I just read McCain’s Promise, a piece David Foster Wallace wrote for Rolling Stone in 2000 that turned out to be way too long for the magazine.
He spends a three page paragraph noting the different opinions on negative campaigns. The discussion came after McCain’s surprise win the New Hampshire when George W Bush started going negative against McCain, and the McCain campaign was trying to figure out a response. Going negative in turn makes them look hypocritical. Staying positive makes them look weak.
It’s generally accepted that negative campaigns reduce turnout, which is why you don’t have negative ads for fast food: Instead of convincing Burger King customers to go to McDonald’s, it convinces people to stay home. In other fields, rising tides lift all boats, but in politics, all that matters is beating the other guy. That’s good for the establishment candidates, since the people who show up are more likely to support them. It’s bad news for anyone depending on the support of individuals who don’t usually vote.
Anyway, I like Wallace’s comment about the implications for the people who stay home.

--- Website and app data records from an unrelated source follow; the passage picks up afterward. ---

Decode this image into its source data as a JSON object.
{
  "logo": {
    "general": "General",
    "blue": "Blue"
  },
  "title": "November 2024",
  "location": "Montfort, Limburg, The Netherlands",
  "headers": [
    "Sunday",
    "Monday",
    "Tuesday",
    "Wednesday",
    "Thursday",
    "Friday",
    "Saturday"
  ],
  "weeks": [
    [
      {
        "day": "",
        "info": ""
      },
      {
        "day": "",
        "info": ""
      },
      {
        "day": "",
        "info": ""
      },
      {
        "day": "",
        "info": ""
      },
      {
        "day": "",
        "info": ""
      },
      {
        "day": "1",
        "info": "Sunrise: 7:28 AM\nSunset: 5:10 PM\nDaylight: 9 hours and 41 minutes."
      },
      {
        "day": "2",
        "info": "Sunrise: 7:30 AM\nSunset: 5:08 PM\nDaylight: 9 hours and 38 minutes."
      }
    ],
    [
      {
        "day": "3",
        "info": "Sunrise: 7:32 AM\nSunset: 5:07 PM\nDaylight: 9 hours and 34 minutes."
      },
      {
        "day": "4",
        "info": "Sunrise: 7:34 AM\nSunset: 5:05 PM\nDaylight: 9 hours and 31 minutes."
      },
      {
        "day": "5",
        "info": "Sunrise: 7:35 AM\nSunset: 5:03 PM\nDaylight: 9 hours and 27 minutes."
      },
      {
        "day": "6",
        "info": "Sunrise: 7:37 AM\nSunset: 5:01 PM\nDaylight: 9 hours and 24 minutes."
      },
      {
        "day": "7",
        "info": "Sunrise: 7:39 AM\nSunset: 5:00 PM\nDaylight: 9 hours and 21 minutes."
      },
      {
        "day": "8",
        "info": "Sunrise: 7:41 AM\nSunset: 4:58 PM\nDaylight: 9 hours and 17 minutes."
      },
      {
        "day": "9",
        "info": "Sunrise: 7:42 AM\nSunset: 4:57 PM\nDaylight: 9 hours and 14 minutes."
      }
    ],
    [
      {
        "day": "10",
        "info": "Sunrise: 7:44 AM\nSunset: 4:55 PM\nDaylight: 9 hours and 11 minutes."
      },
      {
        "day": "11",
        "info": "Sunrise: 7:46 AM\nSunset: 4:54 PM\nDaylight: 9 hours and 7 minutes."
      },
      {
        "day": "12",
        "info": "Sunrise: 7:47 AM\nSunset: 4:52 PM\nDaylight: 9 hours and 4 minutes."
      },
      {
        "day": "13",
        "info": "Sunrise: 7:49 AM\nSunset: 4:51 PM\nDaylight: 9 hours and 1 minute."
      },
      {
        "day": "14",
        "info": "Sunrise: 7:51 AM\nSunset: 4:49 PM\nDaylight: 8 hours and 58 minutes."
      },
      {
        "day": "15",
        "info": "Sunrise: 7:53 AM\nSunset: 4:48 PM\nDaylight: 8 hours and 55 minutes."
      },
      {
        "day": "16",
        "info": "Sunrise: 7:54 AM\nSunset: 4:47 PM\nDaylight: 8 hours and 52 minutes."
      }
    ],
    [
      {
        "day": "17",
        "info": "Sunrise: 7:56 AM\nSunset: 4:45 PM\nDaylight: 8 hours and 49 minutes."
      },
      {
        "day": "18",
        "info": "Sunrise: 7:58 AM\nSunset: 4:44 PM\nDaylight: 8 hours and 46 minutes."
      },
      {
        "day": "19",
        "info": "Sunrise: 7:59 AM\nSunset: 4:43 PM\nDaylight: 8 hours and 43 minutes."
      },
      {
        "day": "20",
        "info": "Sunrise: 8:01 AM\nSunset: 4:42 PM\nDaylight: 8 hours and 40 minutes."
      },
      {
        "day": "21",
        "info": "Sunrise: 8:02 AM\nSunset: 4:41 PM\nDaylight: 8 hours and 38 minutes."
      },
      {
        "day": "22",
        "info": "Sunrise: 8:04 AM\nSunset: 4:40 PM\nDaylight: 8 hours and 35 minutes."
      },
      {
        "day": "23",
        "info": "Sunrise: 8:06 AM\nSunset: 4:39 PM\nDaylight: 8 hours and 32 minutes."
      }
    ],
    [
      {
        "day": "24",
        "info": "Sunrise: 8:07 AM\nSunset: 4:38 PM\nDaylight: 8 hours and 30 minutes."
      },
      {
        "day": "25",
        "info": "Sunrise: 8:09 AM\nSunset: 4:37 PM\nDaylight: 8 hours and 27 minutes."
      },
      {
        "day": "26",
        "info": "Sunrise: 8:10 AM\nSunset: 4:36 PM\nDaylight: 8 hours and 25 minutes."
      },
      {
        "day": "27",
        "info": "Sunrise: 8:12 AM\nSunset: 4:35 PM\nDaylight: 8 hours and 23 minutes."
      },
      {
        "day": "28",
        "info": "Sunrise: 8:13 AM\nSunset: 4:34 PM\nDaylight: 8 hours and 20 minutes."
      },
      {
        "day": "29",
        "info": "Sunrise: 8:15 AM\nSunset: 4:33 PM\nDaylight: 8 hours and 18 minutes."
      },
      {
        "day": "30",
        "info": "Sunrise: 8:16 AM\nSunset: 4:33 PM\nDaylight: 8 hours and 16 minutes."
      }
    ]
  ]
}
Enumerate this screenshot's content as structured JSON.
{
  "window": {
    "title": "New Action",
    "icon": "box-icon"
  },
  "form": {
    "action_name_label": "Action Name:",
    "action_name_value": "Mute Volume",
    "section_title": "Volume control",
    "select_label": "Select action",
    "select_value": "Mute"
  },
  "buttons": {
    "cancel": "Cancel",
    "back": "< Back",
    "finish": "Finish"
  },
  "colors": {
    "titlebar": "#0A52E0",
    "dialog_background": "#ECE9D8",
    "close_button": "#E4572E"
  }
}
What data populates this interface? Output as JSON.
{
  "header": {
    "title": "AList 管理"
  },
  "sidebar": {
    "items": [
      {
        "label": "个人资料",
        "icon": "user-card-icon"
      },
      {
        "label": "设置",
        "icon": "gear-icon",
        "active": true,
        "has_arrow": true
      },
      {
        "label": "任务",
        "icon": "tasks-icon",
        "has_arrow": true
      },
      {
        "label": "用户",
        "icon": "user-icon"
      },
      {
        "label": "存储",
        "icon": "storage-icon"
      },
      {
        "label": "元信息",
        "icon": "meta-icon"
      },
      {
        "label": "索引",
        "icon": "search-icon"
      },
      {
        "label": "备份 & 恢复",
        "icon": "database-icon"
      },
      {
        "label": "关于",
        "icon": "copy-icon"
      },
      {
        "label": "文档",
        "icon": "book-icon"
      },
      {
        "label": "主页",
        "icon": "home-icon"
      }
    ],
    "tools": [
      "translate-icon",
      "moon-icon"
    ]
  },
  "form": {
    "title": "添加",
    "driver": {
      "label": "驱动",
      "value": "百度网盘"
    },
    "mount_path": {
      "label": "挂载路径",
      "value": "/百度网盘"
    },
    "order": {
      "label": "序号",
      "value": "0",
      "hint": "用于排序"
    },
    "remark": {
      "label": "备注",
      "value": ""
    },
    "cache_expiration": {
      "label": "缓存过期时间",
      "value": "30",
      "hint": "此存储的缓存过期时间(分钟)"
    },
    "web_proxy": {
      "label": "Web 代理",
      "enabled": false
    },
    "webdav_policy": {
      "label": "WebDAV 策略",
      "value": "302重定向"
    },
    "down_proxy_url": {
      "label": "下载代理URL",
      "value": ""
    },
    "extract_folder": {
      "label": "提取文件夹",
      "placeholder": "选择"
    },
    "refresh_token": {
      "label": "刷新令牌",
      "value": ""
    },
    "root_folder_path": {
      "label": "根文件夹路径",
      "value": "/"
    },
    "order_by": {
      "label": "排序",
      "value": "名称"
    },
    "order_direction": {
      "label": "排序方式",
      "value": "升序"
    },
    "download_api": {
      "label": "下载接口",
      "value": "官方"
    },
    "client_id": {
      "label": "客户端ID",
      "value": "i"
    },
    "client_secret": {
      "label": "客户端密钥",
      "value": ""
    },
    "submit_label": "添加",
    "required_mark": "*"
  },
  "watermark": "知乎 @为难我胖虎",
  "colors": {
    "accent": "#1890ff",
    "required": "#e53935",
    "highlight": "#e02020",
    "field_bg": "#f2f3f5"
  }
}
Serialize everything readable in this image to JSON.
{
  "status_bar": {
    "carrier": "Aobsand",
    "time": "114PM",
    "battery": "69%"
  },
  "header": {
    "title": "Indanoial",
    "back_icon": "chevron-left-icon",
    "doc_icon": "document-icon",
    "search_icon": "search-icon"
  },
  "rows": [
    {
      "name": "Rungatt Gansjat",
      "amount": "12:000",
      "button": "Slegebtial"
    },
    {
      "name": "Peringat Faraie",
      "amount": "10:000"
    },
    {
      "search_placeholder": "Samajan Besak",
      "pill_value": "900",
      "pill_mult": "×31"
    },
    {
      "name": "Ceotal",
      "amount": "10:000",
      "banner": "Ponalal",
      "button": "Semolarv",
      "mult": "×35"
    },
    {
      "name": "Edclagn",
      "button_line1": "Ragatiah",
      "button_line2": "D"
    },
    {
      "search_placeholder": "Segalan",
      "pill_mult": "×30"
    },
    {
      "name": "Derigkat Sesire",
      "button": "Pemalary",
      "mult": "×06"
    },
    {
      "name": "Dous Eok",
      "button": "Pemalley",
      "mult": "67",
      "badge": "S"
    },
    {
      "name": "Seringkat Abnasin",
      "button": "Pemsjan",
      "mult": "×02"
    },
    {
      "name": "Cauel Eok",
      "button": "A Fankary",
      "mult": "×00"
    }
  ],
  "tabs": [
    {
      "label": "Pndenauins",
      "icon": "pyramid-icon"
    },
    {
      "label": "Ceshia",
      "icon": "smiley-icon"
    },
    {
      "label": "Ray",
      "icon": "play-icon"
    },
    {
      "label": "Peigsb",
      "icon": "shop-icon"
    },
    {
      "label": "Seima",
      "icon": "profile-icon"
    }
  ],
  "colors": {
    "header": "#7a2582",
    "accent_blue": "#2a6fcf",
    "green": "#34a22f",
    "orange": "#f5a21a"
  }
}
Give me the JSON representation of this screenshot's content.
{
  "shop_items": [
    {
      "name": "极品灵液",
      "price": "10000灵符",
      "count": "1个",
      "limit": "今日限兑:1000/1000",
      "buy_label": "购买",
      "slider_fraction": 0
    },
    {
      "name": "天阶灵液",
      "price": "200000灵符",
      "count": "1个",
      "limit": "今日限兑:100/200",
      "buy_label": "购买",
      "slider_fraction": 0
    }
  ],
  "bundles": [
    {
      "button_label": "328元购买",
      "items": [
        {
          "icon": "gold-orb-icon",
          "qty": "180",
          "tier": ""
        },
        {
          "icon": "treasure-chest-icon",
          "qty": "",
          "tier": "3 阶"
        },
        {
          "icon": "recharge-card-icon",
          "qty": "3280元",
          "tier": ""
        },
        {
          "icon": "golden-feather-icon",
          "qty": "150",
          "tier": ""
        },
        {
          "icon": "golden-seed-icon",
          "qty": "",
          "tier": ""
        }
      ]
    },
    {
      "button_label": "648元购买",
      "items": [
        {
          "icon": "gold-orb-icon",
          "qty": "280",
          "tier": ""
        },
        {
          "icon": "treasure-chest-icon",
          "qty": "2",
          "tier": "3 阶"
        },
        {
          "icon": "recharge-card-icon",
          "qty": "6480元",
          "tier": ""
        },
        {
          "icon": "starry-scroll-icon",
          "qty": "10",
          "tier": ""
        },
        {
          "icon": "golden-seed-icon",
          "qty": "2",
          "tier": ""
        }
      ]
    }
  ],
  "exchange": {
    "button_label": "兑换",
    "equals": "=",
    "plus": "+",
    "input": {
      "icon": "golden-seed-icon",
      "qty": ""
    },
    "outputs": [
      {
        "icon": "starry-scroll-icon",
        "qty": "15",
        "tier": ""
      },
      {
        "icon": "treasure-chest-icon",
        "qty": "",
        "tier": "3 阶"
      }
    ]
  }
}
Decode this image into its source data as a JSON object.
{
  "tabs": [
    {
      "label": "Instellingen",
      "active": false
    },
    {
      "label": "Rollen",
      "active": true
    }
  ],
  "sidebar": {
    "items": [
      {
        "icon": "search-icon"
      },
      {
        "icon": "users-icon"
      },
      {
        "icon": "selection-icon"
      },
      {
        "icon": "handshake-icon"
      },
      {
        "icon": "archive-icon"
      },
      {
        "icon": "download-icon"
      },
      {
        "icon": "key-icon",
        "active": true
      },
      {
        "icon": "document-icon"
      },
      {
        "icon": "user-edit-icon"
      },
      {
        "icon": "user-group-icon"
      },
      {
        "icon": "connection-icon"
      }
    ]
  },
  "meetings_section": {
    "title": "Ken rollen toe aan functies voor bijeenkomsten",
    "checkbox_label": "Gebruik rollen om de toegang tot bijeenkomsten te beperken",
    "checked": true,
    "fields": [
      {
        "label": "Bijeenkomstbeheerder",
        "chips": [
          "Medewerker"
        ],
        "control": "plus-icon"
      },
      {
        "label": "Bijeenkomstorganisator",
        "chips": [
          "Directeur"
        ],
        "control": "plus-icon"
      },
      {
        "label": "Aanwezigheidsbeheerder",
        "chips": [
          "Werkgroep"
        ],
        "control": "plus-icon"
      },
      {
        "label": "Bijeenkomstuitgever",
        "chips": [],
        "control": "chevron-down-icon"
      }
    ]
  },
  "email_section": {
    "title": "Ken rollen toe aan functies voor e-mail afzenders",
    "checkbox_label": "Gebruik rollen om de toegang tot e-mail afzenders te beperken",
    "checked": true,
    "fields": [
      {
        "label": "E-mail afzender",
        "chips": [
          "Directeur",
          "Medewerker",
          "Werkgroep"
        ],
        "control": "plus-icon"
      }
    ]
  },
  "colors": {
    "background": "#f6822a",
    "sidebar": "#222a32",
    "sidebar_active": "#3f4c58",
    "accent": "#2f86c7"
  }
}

Let’s pause for this moment for a quick Rolling Stone PSA. Assuming you’re demographically a Young Voter, it is again worth a moment of your valuable time to consider the implications of the tech’s last couple points. If you are bored and disgusted by politics and don’t bother to vote, you are in effect voting for the entrenched establishments of the two major parties, who please rest assured are not dumb, and who are keenly aware that it is in their interests to keep you disgusted and bored and cynical and to give you every possible psychological reason to stay at home doing one-hitters and watching MTV on primary day. By all means stay home if you want, but don’t bullshit yourself that you’re not voting. In reality, there is no such thing as not voting: you either vote by voting, or you vote by staying home and tacitly doubling the value of some Diehard’s Vote.